At the end of the last Heavy Medal season, Wendy announced–
I’m now retiring from Newbery fandom. This was my fifth year, and I read more widely than ever before thanks to the great Seattle Public Library system that I’m now privy to (72 books that I considered eligible for the Newbery, plus a number of Printz, Sibert, Caldecott, etc), and I am just burned out.
Burnout is a serious problem if you try to read like the Newbery committee does year after year which is one reason why Nina and I never feel compelled to read or discuss every single worthy title, and why one of our mantras here has always been that we are more interested in simulating the Newbery process than in predicting it. No matter how widely you read in the field, you will always be surprised by something. Case in point, last year Newbery committee Roxanne Feldman listed her top 40 books, and among those books were the following which were never discussed or, I think, even mentioned here either in a post or in the comments (although I could be wrong). I had never even heard of quite a few of them.
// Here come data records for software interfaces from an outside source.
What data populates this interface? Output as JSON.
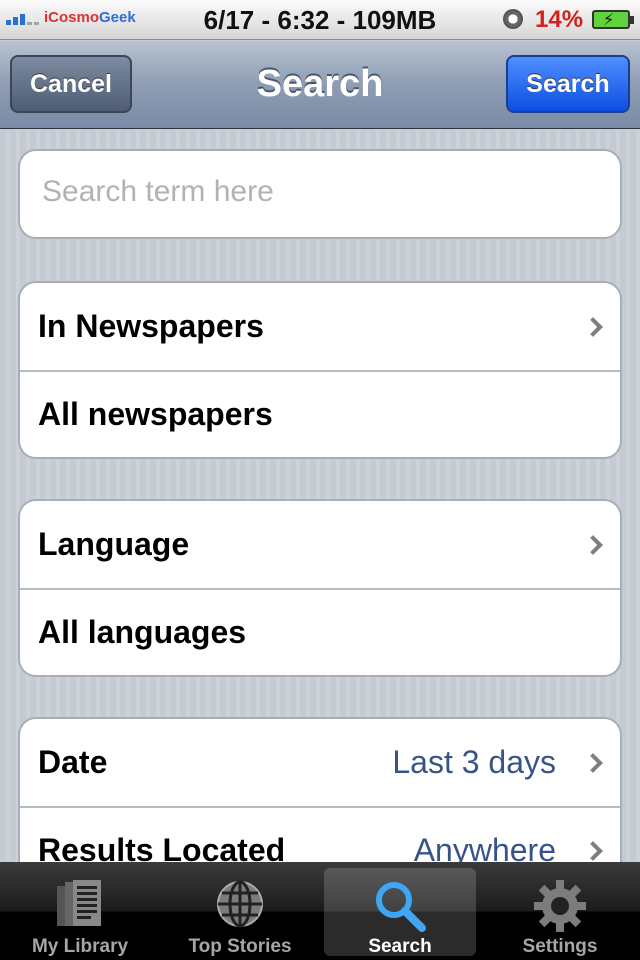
{
  "status_bar": {
    "carrier_prefix": "iCosmo",
    "carrier_suffix": "Geek",
    "center_text": "6/17 - 6:32 - 109MB",
    "battery_percent": "14%",
    "battery_charging": true
  },
  "nav": {
    "title": "Search",
    "left_button": "Cancel",
    "right_button": "Search"
  },
  "search": {
    "placeholder": "Search term here",
    "value": ""
  },
  "groups": [
    {
      "rows": [
        {
          "label": "In Newspapers",
          "value": "",
          "chevron": true
        },
        {
          "label": "All newspapers",
          "value": "",
          "chevron": false
        }
      ]
    },
    {
      "rows": [
        {
          "label": "Language",
          "value": "",
          "chevron": true
        },
        {
          "label": "All languages",
          "value": "",
          "chevron": false
        }
      ]
    },
    {
      "rows": [
        {
          "label": "Date",
          "value": "Last 3 days",
          "chevron": true
        },
        {
          "label": "Results Located",
          "value": "Anywhere",
          "chevron": true
        }
      ]
    }
  ],
  "tabs": [
    {
      "label": "My Library",
      "icon": "newspaper-icon",
      "active": false
    },
    {
      "label": "Top Stories",
      "icon": "globe-icon",
      "active": false
    },
    {
      "label": "Search",
      "icon": "magnifier-icon",
      "active": true
    },
    {
      "label": "Settings",
      "icon": "gear-icon",
      "active": false
    }
  ],
  "colors": {
    "accent_blue": "#1a62ef",
    "value_blue": "#385487",
    "battery_red": "#d42020"
  }
}
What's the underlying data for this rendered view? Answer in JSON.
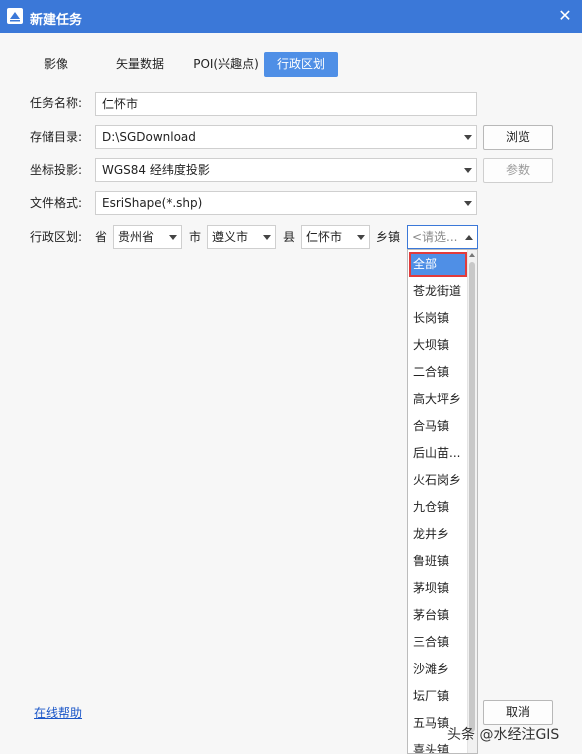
{
  "window": {
    "title": "新建任务",
    "close_glyph": "✕"
  },
  "tabs": [
    {
      "label": "影像",
      "active": false
    },
    {
      "label": "矢量数据",
      "active": false
    },
    {
      "label": "POI(兴趣点)",
      "active": false
    },
    {
      "label": "行政区划",
      "active": true
    }
  ],
  "form": {
    "task_name": {
      "label": "任务名称:",
      "value": "仁怀市"
    },
    "storage_dir": {
      "label": "存储目录:",
      "value": "D:\\SGDownload",
      "button": "浏览"
    },
    "projection": {
      "label": "坐标投影:",
      "value": "WGS84 经纬度投影",
      "button": "参数",
      "button_disabled": true
    },
    "file_format": {
      "label": "文件格式:",
      "value": "EsriShape(*.shp)"
    },
    "region": {
      "label": "行政区划:",
      "province_label": "省",
      "province_value": "贵州省",
      "city_label": "市",
      "city_value": "遵义市",
      "county_label": "县",
      "county_value": "仁怀市",
      "town_label": "乡镇",
      "town_value": "<请选..."
    }
  },
  "town_dropdown": {
    "items": [
      "全部",
      "苍龙街道",
      "长岗镇",
      "大坝镇",
      "二合镇",
      "高大坪乡",
      "合马镇",
      "后山苗...",
      "火石岗乡",
      "九仓镇",
      "龙井乡",
      "鲁班镇",
      "茅坝镇",
      "茅台镇",
      "三合镇",
      "沙滩乡",
      "坛厂镇",
      "五马镇",
      "喜头镇"
    ],
    "selected_index": 0
  },
  "footer": {
    "help_link": "在线帮助",
    "cancel_button": "取消"
  },
  "watermark": "头条 @水经注GIS",
  "colors": {
    "titlebar": "#3b78d8",
    "accent": "#4f8fe6",
    "selection_outline": "#e23b3b",
    "link": "#1a56c8"
  }
}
BITTERBLUE by Kristin Cashore
FAKE MOUSTACHE by Tom Angleberger
THE HIGH SKIES ADVENTURES OF BLUE JAY THE PIRATE by Scott Nash
THE VENGEKEEP PROPHECIES by Brian Farrey
A DIAMOND IN THE DESERT by Kathryn Fitzmaurice
SHADOWS IN FLIGHT by Orson Scott Card
THE SECRET OF FORTUNE WOOKIE by Tom Angleberger
CHOMP by Carl Hiaassen
NEVERSINK by Barry Wolverton
THE ADVENTURES OF SIR BALIN THE ILL-FATED by Gerald Morris
Now we don’t know if any of Roxanne’s fellow committee members felt as enthusiastic about these titles as she did, and if so, how many. We might also assume that if each of the fifteen members had made a top 40 list that there would be a handful on each list that we did not discuss or even mention on Heavy Medal, meaning that there is quite likely several dozen titles that committee suggested to each other that we never even considered here. In other words, what we do and see here on this blog really only represents, in many ways, the tip of the iceberg. That kind of knowledge is one of the reasons that many past committee members are reticent to criticize present and future committees. Not only did we not read as broadly as they did, we didn’t read as deeply. I try to reread our shortlisted books plus several others, but during my tenure on the committee, I read quite a few books three or four times–and that kind of deep reading tends to be the rule rather than the exception, especially for the very top tier of contenders. That knowledge doesn’t make our conversations here any less important or fun, and it certainly doesn’t mean that I don’t often feel as proud of our results as the real committee must feel about theirs. Here’s to another year of chipping away at the tip of the iceberg–and with reckless abandon, it would seem, if the early discussions of HOKEY POKEY and THE CENTER OF EVERYTHING are any indication.